**What is required:** A complete response lists each line of the data below that includes the word "title".

**Data in this exercise:**
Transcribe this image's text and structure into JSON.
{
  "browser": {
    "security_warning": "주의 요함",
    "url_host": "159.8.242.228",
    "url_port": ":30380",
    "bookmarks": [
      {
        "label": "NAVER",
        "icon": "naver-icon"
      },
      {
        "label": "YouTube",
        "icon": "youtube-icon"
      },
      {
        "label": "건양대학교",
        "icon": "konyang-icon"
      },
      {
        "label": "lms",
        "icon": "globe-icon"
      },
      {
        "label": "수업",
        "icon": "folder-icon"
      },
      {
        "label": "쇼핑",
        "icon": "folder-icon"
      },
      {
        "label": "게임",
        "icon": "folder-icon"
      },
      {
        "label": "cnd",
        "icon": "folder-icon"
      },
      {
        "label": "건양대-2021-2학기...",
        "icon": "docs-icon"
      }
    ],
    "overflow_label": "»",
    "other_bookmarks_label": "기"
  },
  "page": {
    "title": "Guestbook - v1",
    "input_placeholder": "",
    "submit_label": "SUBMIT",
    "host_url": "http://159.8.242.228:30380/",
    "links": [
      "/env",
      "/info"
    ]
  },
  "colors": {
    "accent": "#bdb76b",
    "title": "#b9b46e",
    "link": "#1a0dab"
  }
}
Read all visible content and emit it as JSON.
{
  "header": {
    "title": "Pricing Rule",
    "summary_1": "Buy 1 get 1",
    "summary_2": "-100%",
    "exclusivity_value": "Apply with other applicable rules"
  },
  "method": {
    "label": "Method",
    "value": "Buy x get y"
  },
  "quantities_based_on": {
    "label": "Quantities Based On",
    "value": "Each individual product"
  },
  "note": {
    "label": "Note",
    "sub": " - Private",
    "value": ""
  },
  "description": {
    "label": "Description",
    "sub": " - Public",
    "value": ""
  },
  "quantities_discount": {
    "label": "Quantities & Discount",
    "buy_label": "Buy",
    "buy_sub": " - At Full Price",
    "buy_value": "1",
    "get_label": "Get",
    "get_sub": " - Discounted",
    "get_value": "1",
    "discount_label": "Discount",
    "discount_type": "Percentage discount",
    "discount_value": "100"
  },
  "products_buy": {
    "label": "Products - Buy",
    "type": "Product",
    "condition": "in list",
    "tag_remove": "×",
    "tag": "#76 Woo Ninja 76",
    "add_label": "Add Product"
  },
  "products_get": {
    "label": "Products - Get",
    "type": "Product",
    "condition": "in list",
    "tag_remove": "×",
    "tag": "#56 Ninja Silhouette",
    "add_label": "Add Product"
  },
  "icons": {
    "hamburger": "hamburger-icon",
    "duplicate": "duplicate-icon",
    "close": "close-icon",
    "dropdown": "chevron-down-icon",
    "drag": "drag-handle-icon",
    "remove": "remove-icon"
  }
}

**Answer for the task:**
    "title": "Guestbook - v1",
    "title": "#b9b46e",
    "title": "Pricing Rule",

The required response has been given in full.